After a nice long summer, we are now mostly enjoying the indoors here in the Pacific Northwest. Between home projects and work in the corporate world, cooking (and eating!) provides a nice diversion. This is my attempt to re-unite Marcel with his love of Asian food which faded when we ate rice and noodles everyday for almost a month while traveling in Asia a few years ago. Mission accomplished.
Even though I am Asian I don’t really know much about cooking Asian food. Eating yes, cooking no. As a matter of fact I was already in my mid-20s when I first ventured into the kitchen. I relied on my mom to make everything and I don’t even remember how she made stuff. Fast forward to today. Thanks to the internet, my culinary world has expanded beyond my imagination. I am always pleasantly surprised to see what I am capable of. Living in the Pacific Northwest, it would be a shame not to take advantage of the bounty of the region. This one is definitely going on our recipe list.
I soon realized that good ingredients is everything. For this recipe, my local sources include pork from Carlton Farms
, cornstarch from Bob’s Red Mill
, and fresh wonton wrappers by Summit Chinese Food. As for the noodles, I got them from Uwajimaya
but they were imported from China.
An army of wontons waiting for battle
These noodles will make you feel like you are in a Hong Kong eatery
Surprisingly filling wonton noodle soup with 9g of protein from the noodles and more from the pork
- Homemade chicken broth is ideal but the best store-bought brand you can find can be good enough. My favorite brand is Kitchen Basics
. I added 1 cup water per quart of broth to tone down the salt.
- I used low-fat % ground pork but if you want something more moist, you can use the regular version.
- Sesame oil is the ingredient that makes it taste “Chinese”.
- Consider this a base recipe to build on. You can add other meats such as shrimp, fish balls, Chinese BBQ pork, etc. as you wish.
- I measured 1 tsp of meat mix per wonton. It makes about 40 pieces.
- Chili garlic oil really adds depth to the flavor of the soup. This is available in most Asian grocery stores.
- This might look intimidating but there are no special skills required. Just patience in having to assemble the wontons for about 1 hour. You can cut that in half if you get your family or friends to help you. Even better, make a big batch and freeze them for a quick meal next time.

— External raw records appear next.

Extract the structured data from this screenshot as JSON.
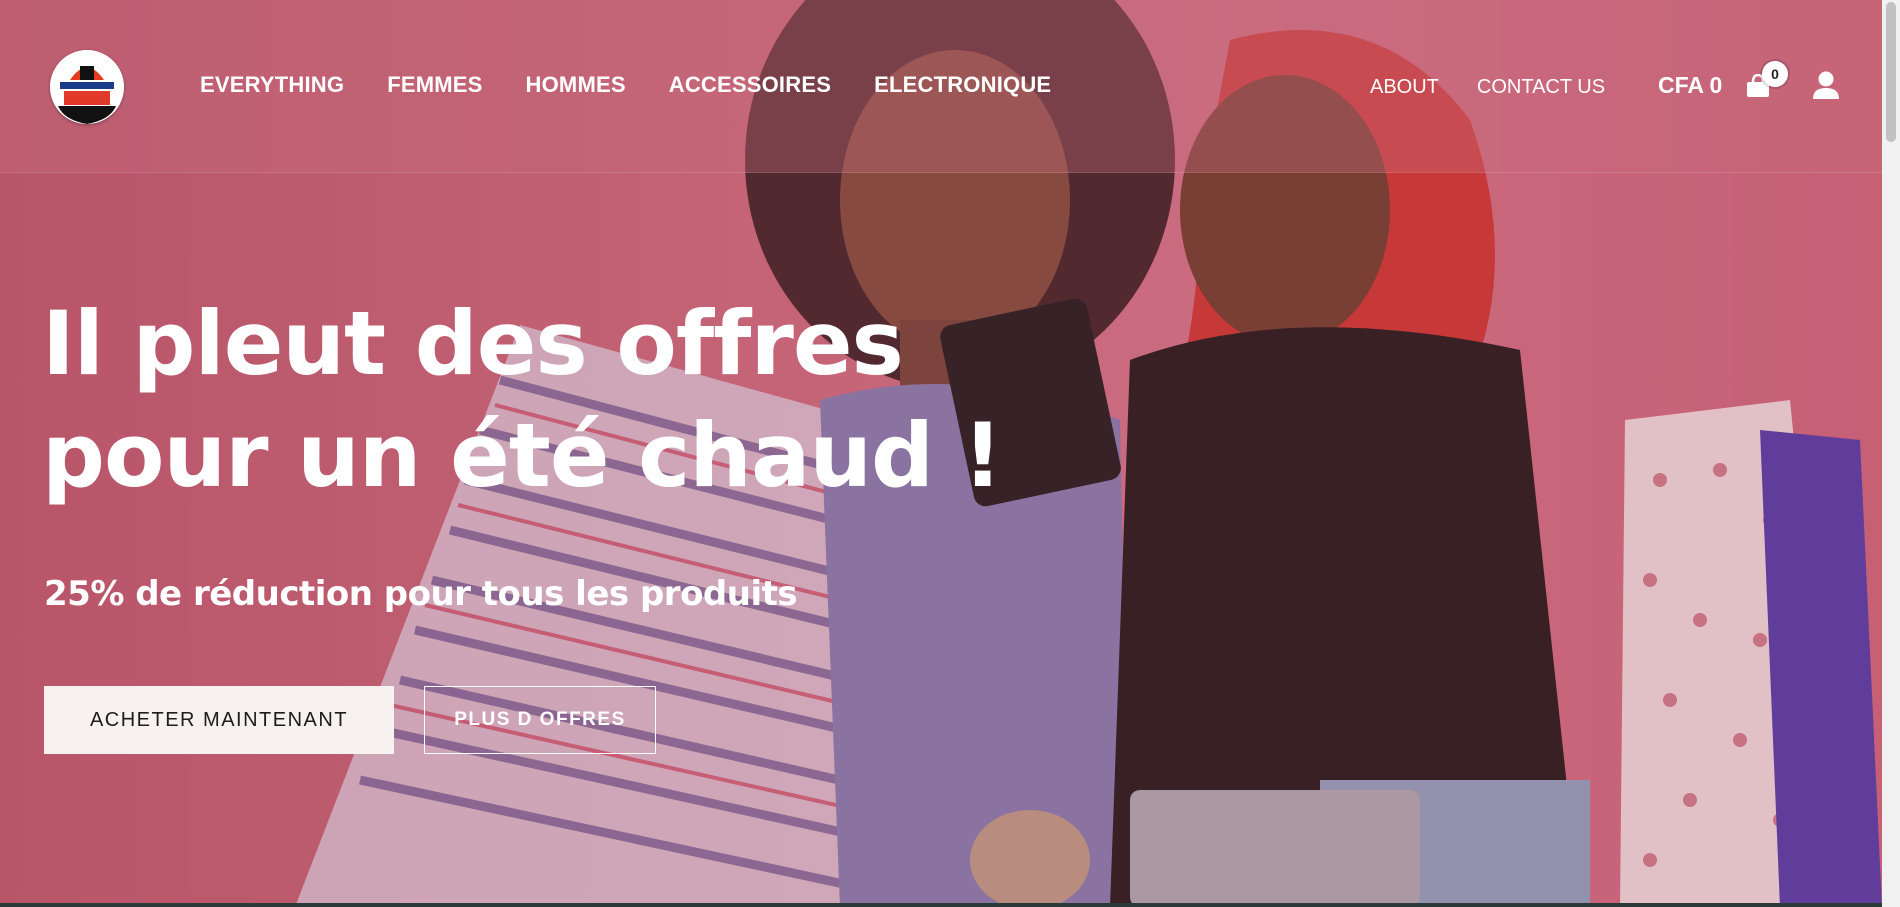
{
  "header": {
    "nav_main": [
      "EVERYTHING",
      "FEMMES",
      "HOMMES",
      "ACCESSOIRES",
      "ELECTRONIQUE"
    ],
    "nav_right": [
      "ABOUT",
      "CONTACT US"
    ],
    "cart_total": "CFA 0",
    "cart_count": "0"
  },
  "hero": {
    "headline_line1": "Il pleut des offres",
    "headline_line2": "pour un été chaud !",
    "subline": "25% de réduction pour tous les produits",
    "primary_cta": "ACHETER MAINTENANT",
    "secondary_cta": "PLUS D OFFRES"
  },
  "icons": {
    "logo": "logo-icon",
    "cart": "cart-icon",
    "user": "user-icon"
  },
  "colors": {
    "hero_tint": "#c46778",
    "primary_button_bg": "#f7f2ef",
    "text": "#ffffff"
  }
}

Wonton Noodle Soup
1/2 pound ground pork
2 stalks scallions or green onions, finely chopped
1 tablespoon soy sauce
1 teaspoon rice vinegar
1 teaspoon cornstarch
1/4 teaspoon sugar
1/2 teaspoon sesame oil
1/2 pound wonton wrappers, at room temperature, covered with a damp towel
1 tablespoon cornstarch + 1/4 cup cool water (cornstarch slurry)
2 quarts chicken broth (home-made or store-bought)
8 ounces dry thin egg noodles (Hong Kong-style recommended)
1/2 pound baby bok choy, leaves separated and washed
1 teaspoon sesame oil
Mix the pork, scallions, soy sauce, rice vinegar, cornstarch, sugar, and sesame oil in a large bowl. Put a level teaspoon of filling in the middle of a wonton wrapper, brush cornstarch slurry on all edges. Fold over to form a triangle, press to secure edges, encasing the filling. Brush cornstarch slurry on one tip of the triangle. Bring two corners together and press to secure. Make sure all edges are sealed. Place on a clean, dry plate in one layer and cover loosely with plastic wrap to prevent drying. Repeat until all the mixture is used up.
In a large stockpot, add the chicken broth. Once it reaches a rapid boil, slowly drop the wontons. The wontons are ready when they float to the top. If you want to be sure, take a piece, split in the middle to check for doneness. Scoop out all the wontons and place into serving bowls when done.
Cook the noodles in the broth according to the package instructions. Add the bok choy to the pot until slightly wilted, about 1 minute. Ladle broth, noodles and bok choy to bowls. Drizzle just a few drops of sesame oil in each bowl.
Garnish with scallions sliced into thin ribbons.